TxDOT has two projects planned for completion by the end of July 2026 along this thoroughfare totaling $106.55 million. These will widen the roadway from two to four to six lanes, add sidewalks and add a raised median. Starting dates for the work along I-10, FM 1093 and FM 1463 were not provided by TxDOT.

Building the economy

Many of the Katy area’s leading employers have headquarters along these major thoroughfares, including the Westpark Tollway and the Grand Parkway—a trend that is common in areas that experience tremendous growth, Martinez said.

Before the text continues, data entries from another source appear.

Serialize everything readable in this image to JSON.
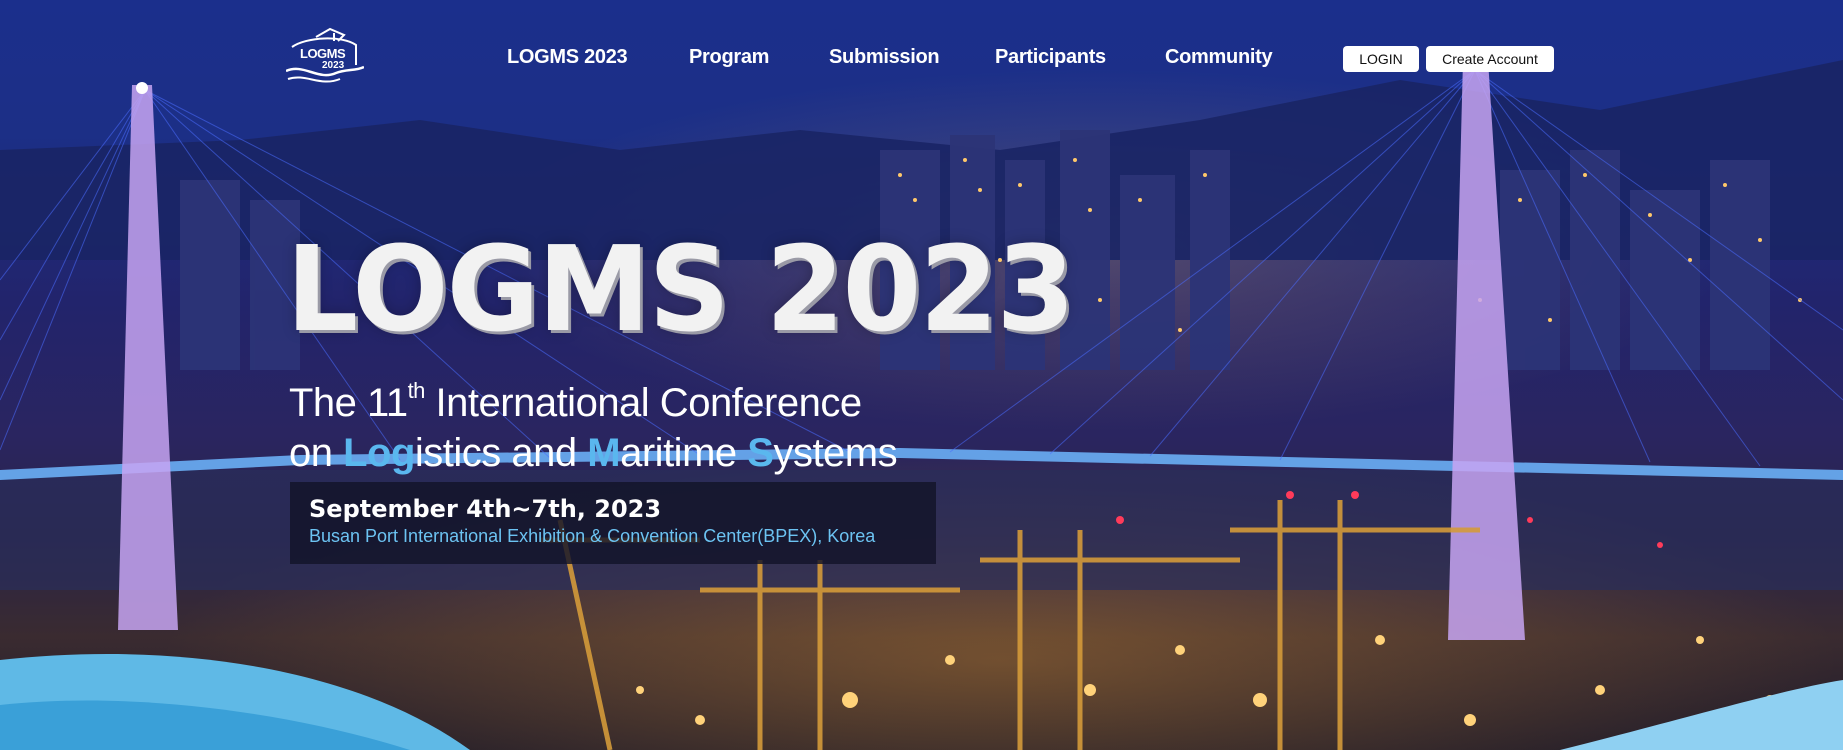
{
  "logo": {
    "line1": "LOGMS",
    "line2": "2023"
  },
  "nav": {
    "items": [
      {
        "label": "LOGMS 2023"
      },
      {
        "label": "Program"
      },
      {
        "label": "Submission"
      },
      {
        "label": "Participants"
      },
      {
        "label": "Community"
      }
    ]
  },
  "auth": {
    "login_label": "LOGIN",
    "create_account_label": "Create Account"
  },
  "hero": {
    "title": "LOGMS 2023",
    "subtitle": {
      "line1_prefix": "The 11",
      "line1_sup": "th",
      "line1_suffix": " International  Conference",
      "line2_prefix": "on ",
      "line2_hl1": "Log",
      "line2_part1": "istics and ",
      "line2_hl2": "M",
      "line2_part2": "aritime ",
      "line2_hl3": "S",
      "line2_part3": "ystems"
    },
    "date": "September 4th~7th, 2023",
    "venue": "Busan Port International Exhibition & Convention Center(BPEX), Korea"
  },
  "colors": {
    "accent": "#5ab7ee",
    "venue_text": "#6cc3f2",
    "wave": "#5fb9e6"
  }
}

“Things that typically go hand in hand with population growth are restaurants, financial and health care [businesses],” Martinez said. “They tend to cluster around rooftops.”

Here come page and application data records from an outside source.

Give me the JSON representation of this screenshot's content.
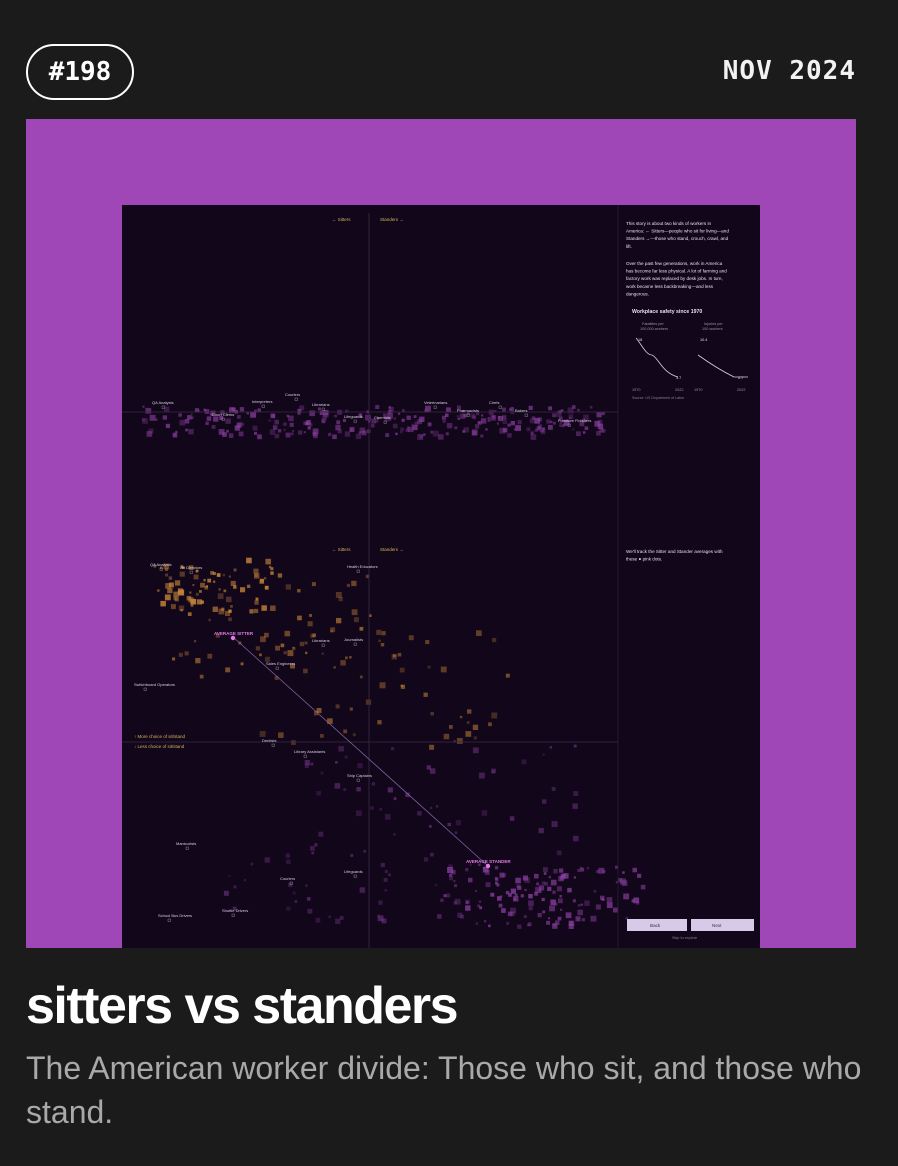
{
  "card": {
    "number": "#198",
    "date": "NOV 2024",
    "title": "sitters vs standers",
    "description": "The American worker divide: Those who sit, and those who stand."
  },
  "preview": {
    "labels": {
      "sitters_arrow": "← Sitters",
      "standers_arrow": "Standers →",
      "more_choice": "↑ More choice of sit/stand",
      "less_choice": "↓ Less choice of sit/stand",
      "average_sitter": "AVERAGE SITTER",
      "average_stander": "AVERAGE STANDER"
    },
    "top_occupations": [
      "QA Analysts",
      "Court Clerks",
      "Interpreters",
      "Couriers",
      "Librarians",
      "Lifeguards",
      "Chemists",
      "Veterinarians",
      "Pharmacists",
      "Chefs",
      "Bakers",
      "Furniture Finishers"
    ],
    "mid_occupations": [
      "QA Analysts",
      "Art Directors",
      "Health Educators",
      "Journalists",
      "Librarians",
      "Sales Engineers",
      "Switchboard Operators"
    ],
    "low_occupations": [
      "Dentists",
      "Library Assistants",
      "Ship Captains",
      "Manicurists",
      "Couriers",
      "Lifeguards",
      "School Bus Drivers",
      "Shuttle Drivers"
    ],
    "sidebar": {
      "intro": [
        "This story is about two kinds of workers in",
        "America: ← Sitters—people who sit for living—and",
        "Standers →—those who stand, crouch, crawl, and",
        "lift."
      ],
      "para2": [
        "Over the past few generations, work in America",
        "has become far less physical. A lot of farming and",
        "factory work was replaced by desk jobs. In turn,",
        "work became less backbreaking—and less",
        "dangerous."
      ],
      "chart_title": "Workplace safety since 1970",
      "track_note": [
        "We'll track the Sitter and Stander averages with",
        "these ● pink dots."
      ],
      "back_label": "Back",
      "next_label": "Next",
      "skip_label": "Skip to explore"
    },
    "mini_charts": [
      {
        "label_l1": "Fatalities per",
        "label_l2": "100,000 workers",
        "start": "18",
        "end": "3.7",
        "x_start": "1970",
        "x_end": "2022"
      },
      {
        "label_l1": "Injuries per",
        "label_l2": "100 workers",
        "start": "10.4",
        "end": "2.7",
        "x_start": "1970",
        "x_end": "2022"
      }
    ],
    "source": "Source: US Department of Labor",
    "colors": {
      "hero_bg": "#a047b8",
      "dot_sitter": "#c9873a",
      "dot_stander": "#8a3fa0",
      "pink": "#e57be6"
    }
  }
}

Kyle Stanzel, chief operating officer for Houston Methodist West, said he anticipates the hospital will need to add at least 129 more beds for a total count of 400 by 2033. This hospital is undergoing several multimillion-dollar expansion projects, including the construction of a third medical office building concluding in 2023. The medical building will staff about 300 employees.

In 10 years, Stanzel said he expects to add 1,600 employees to the staff of about 2,000 to maintain facilities. The main challenge, he said, will be developing the talent of the future.

“It is critical that we continue to work with our education partners to educate students about opportunities in our industry so we can bring that top talent back to Katy and West Houston,” Stanzel said.

Another driver to the Katy area’s population growth has been Katy ISD, which Martinez said is expected to reach 100,000 students by 2027-28.

The Katy Area EDC listed KISD as the top 2022 employer in the area. According to the KISD Human Resources Department, the district has 12,565 total staff, not including substitute teachers and temporary workers.

In total, based on new schools and population growth, KISD human resources staff said the district could see up to 5,000 new positions created across all job levels by 2032.

Martinez said he thinks employer growth will coincide with the industries that are already targeted by the area’s EDC—which include the energy sector, life sciences, manufacturing, research and development industries, and regional headquarters companies.

In 2023, the EDC will continue developing its strategic plan, which aims to fortify the Katy area’s economic development. It will focus on marketing and business development, competitiveness and effective organization.

Martinez said the EDC’s collaboration with the Greater Houston Partnership, the Houston area’s largest chamber of commerce, will help attract companies and quality jobs.

“We are always going to be focusing on our relationships across the region, not only with institutions like ourselves, but also with members of our organization and [identifying] what their roles are,” he said.